Are IT security pros optimistic or naïve?

Half of IT security practitioners in the U.S. view their organization as an unlikely target for attack, according to a Ponemon Institute survey of 614 IT security practitioners in the U.S. who are familiar with threat detection technologies deployed by their organization and are involved in advanced threat detection activities.

This largely positive outlook could be contributing to a lack of cyber-preparedness as 61 percent of respondents admitted a lack of confidence in their organization’s ability to detect advanced threats.

“This research reveals some major disconnects that IT professionals seem to have between perception and reality. While even circumstantial evidence points to the increasing volume and severity of cyberthreats, it’s shocking to learn that half of security pros don’t even view themselves as a target,” said Dr. Larry Ponemon, chairman and founder of the Ponemon Institute. “We’re also seeing discrepancies in the way teams are viewing and reacting to advanced persistent threats. Overall, they’re not confident in their ability to detect advanced threats, but they’re not doing much about it. It’s clear that new solutions are needed.”

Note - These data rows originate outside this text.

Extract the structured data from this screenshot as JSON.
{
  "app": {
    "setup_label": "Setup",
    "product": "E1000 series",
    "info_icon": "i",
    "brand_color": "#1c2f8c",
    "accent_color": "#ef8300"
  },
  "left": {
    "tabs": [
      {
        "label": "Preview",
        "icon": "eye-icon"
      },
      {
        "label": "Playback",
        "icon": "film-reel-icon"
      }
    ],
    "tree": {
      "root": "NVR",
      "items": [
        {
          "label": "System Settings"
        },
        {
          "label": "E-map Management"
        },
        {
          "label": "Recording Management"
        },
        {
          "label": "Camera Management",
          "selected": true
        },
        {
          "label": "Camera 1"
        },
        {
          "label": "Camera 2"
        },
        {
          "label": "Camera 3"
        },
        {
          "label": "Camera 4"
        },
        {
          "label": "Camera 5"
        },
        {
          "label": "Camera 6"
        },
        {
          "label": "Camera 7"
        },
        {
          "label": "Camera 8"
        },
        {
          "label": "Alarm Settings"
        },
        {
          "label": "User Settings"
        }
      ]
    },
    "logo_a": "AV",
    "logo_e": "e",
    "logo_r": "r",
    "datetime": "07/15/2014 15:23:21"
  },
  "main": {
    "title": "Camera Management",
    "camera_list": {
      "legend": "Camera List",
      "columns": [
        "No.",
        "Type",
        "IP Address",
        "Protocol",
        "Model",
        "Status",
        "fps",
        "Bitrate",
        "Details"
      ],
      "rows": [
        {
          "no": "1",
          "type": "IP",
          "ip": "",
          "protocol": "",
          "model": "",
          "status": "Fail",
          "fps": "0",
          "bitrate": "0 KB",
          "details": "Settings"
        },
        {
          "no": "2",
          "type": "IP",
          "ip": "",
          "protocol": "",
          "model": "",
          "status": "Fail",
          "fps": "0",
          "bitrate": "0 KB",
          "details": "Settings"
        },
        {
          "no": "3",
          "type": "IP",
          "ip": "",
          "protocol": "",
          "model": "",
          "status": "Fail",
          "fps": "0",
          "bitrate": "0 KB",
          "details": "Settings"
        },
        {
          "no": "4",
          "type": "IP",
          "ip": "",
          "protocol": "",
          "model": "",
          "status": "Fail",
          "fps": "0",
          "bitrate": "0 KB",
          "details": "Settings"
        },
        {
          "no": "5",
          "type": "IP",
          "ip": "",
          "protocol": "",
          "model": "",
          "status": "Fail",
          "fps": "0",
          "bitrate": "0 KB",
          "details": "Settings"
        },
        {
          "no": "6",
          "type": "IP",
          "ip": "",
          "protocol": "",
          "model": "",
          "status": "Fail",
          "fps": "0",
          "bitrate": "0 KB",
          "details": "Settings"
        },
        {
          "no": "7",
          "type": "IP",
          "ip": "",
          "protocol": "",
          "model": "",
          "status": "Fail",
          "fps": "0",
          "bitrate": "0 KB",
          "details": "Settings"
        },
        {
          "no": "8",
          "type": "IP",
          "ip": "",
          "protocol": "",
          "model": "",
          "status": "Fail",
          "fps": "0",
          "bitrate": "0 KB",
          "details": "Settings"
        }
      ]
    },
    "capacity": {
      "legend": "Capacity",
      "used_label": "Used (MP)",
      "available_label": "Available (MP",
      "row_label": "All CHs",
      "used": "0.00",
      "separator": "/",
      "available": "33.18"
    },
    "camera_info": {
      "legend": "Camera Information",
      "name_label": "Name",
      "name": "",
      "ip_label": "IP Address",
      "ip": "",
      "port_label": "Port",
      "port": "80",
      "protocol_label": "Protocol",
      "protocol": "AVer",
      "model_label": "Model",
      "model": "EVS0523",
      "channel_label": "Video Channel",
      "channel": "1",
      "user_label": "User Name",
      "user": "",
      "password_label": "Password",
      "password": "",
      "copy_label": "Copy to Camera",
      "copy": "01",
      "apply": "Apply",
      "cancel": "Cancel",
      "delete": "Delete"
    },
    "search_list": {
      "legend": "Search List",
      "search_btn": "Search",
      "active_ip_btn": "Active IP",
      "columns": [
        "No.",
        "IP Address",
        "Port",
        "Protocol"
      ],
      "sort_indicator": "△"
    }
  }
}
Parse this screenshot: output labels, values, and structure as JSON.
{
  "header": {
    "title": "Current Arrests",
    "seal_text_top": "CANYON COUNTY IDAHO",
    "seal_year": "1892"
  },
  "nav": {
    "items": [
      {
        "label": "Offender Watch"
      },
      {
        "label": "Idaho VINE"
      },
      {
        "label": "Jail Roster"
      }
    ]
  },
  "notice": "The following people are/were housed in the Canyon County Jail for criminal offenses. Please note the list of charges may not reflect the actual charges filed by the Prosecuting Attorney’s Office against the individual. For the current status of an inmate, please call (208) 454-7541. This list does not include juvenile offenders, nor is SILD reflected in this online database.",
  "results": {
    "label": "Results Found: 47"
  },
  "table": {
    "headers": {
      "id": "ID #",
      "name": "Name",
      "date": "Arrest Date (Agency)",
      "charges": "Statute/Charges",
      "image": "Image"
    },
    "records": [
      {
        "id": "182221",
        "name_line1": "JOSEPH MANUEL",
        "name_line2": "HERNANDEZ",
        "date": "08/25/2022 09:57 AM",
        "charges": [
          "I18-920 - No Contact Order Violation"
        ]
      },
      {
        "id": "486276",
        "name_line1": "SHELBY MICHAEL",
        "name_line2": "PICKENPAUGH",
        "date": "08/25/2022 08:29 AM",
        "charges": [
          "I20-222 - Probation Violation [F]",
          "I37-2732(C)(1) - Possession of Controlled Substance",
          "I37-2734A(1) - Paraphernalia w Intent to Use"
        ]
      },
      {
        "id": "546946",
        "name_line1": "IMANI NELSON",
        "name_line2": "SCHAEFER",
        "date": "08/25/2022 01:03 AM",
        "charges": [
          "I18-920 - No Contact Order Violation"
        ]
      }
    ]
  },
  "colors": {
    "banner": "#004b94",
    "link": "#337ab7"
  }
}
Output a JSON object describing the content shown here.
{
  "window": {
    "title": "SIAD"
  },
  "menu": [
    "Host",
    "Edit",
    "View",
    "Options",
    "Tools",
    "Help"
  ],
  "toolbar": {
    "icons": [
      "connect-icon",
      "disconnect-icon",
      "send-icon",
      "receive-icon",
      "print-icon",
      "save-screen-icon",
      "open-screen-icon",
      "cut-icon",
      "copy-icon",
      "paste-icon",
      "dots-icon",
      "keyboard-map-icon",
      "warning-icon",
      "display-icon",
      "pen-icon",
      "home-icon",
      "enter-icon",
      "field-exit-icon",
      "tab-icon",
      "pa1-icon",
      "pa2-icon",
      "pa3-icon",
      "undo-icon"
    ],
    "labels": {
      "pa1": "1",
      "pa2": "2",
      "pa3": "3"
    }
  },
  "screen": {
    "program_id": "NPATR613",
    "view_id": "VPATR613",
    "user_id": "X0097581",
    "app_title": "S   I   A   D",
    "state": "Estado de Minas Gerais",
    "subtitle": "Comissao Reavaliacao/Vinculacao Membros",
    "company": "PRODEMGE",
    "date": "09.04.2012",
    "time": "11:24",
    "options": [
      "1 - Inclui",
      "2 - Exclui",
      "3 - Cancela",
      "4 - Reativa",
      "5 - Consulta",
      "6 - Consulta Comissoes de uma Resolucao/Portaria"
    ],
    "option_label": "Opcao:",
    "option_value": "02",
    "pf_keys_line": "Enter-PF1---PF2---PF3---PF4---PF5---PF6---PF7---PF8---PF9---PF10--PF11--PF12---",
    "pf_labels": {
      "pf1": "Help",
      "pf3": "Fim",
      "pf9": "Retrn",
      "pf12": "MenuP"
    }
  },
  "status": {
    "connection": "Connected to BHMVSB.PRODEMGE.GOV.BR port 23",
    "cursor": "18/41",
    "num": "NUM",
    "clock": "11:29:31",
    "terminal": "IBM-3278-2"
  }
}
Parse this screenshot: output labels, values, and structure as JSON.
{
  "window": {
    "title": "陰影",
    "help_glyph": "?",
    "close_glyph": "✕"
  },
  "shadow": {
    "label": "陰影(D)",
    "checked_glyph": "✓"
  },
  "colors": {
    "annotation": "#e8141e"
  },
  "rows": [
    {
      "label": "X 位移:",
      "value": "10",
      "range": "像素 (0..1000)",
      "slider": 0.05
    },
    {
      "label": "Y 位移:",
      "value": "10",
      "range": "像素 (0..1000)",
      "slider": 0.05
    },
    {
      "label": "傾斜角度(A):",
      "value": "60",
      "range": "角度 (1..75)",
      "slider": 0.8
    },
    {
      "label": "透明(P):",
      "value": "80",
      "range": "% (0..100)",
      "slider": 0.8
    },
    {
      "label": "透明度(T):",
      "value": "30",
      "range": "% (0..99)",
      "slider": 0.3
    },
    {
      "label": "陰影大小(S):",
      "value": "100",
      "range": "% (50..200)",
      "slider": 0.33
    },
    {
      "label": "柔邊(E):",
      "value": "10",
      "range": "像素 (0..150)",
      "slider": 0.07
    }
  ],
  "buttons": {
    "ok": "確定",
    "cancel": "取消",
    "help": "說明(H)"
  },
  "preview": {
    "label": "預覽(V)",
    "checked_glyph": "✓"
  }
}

When asked what type of cyberattacks cause the greatest concern, the most common answer by far was advanced persistent threats (67 percent), followed by zero-day attacks (57 percent) and login attacks (37 percent).

Despite this high level of concern and a lack of confidence in their ability to detect advanced threats, respondents expressed a surprising disconnect in their urgency to make changes that would address these issues. When asked how their use of advanced threat detection technologies would change 12 months from now, 49 percent said their usage would either not change (43 percent) or decrease (6 percent).

While only 36 percent of respondents are using security analytics, a vast majority see the impact:

  • 90 percent believe security analytics is either essential (19 percent), very important (45 percent) or important (26 percent) to their organization’s ability to maintain strong security.
  • Security analytics helps improve the speed at which indicators of compromise are detected. While studies consistently show that data breaches can persist for months before being detected, respondents say their company receives intelligence within seconds (6 percent), minutes (11 percent) or hours (34 percent) once security analytics has detected an anomaly.

    Respondents shared insight into their perception and usage of machine intelligence:
    • 83 percent believe machine learning is important to achieving a strong cybersecurity posture.
    • A core competency of machine learning behavioral analytics – “baselining” normal behavior – is viewed as important, but is underutilized. Fifty-nine percent of respondents believe spotting the difference between abnormal and normal behavior is important to identifying suspicious artifacts that could verify potential intrusions. However, only 38 percent say their IT security team can do so.
    • The main reasons for investing in machine-generated solutions are to speed up the detection of anomalies (65 percent of respondents), increase the speed of intelligence generation (55 percent of respondents), improve the accuracy of intelligence (50 percent of respondents) and reduce the severity of attacks experienced (49 percent of respondents).
    • To assess the value of machine-generated intelligence, companies are most likely to measure both the increased ability to respond quickly to an existing cyberattack and whether they could successfully prevent the exfiltration of confidential information.